Instructions to follow
From the data below, copy each line that includes the word "author".

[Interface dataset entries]
------------------------------------------------------------------------
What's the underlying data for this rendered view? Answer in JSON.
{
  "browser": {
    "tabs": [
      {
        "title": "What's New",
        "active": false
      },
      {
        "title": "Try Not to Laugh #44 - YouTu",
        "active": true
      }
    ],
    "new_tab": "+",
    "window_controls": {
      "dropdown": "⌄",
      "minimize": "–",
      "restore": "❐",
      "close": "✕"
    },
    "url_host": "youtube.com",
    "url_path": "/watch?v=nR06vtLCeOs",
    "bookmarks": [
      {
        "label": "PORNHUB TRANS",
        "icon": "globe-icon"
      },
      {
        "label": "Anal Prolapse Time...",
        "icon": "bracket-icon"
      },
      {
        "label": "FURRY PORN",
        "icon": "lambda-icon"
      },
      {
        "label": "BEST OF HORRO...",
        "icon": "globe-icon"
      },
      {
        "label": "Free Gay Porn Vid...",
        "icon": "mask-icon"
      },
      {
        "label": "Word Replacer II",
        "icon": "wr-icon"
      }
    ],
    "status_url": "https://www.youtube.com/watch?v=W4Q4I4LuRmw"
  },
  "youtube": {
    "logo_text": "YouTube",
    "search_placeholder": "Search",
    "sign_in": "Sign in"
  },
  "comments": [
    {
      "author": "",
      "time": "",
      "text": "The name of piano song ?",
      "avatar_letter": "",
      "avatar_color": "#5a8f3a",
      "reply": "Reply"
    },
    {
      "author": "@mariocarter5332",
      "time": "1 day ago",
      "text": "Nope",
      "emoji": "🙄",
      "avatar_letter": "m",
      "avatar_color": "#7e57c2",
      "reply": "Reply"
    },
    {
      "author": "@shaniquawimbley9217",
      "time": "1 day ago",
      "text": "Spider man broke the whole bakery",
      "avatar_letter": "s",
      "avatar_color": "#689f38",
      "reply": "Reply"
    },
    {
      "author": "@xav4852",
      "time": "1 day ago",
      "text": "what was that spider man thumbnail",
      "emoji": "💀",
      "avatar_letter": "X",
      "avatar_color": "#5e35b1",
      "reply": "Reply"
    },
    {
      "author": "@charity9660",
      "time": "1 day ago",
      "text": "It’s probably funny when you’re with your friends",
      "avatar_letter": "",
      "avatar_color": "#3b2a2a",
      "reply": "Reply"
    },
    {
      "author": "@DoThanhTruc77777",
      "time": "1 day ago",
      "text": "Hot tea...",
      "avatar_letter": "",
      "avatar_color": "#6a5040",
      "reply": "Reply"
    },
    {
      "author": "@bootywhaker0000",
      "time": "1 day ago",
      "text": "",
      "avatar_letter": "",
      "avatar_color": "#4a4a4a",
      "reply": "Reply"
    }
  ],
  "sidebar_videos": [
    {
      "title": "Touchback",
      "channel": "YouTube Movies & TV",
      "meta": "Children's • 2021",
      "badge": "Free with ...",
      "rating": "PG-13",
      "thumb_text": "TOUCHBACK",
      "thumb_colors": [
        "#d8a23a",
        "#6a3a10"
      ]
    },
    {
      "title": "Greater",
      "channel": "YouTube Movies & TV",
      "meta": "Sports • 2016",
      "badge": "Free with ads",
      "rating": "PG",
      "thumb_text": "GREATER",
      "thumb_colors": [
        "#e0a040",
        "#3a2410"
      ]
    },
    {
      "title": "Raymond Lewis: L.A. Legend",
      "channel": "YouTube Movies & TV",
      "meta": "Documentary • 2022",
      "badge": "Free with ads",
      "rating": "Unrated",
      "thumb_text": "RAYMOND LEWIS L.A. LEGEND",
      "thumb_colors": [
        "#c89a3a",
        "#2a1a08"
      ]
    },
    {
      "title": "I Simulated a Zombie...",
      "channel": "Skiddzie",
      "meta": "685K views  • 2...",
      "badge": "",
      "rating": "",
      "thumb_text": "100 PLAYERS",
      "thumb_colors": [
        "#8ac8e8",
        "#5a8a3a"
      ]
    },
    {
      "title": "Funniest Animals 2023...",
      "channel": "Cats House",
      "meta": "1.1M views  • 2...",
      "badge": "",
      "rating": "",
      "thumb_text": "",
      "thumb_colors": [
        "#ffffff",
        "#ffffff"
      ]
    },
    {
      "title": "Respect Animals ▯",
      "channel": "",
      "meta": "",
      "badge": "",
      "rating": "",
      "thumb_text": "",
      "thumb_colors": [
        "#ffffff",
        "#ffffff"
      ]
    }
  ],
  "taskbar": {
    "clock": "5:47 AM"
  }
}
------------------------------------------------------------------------
Answer below
      "author": "",
      "author": "@mariocarter5332",
      "author": "@shaniquawimbley9217",
      "author": "@xav4852",
      "author": "@charity9660",
      "author": "@DoThanhTruc77777",
      "author": "@bootywhaker0000",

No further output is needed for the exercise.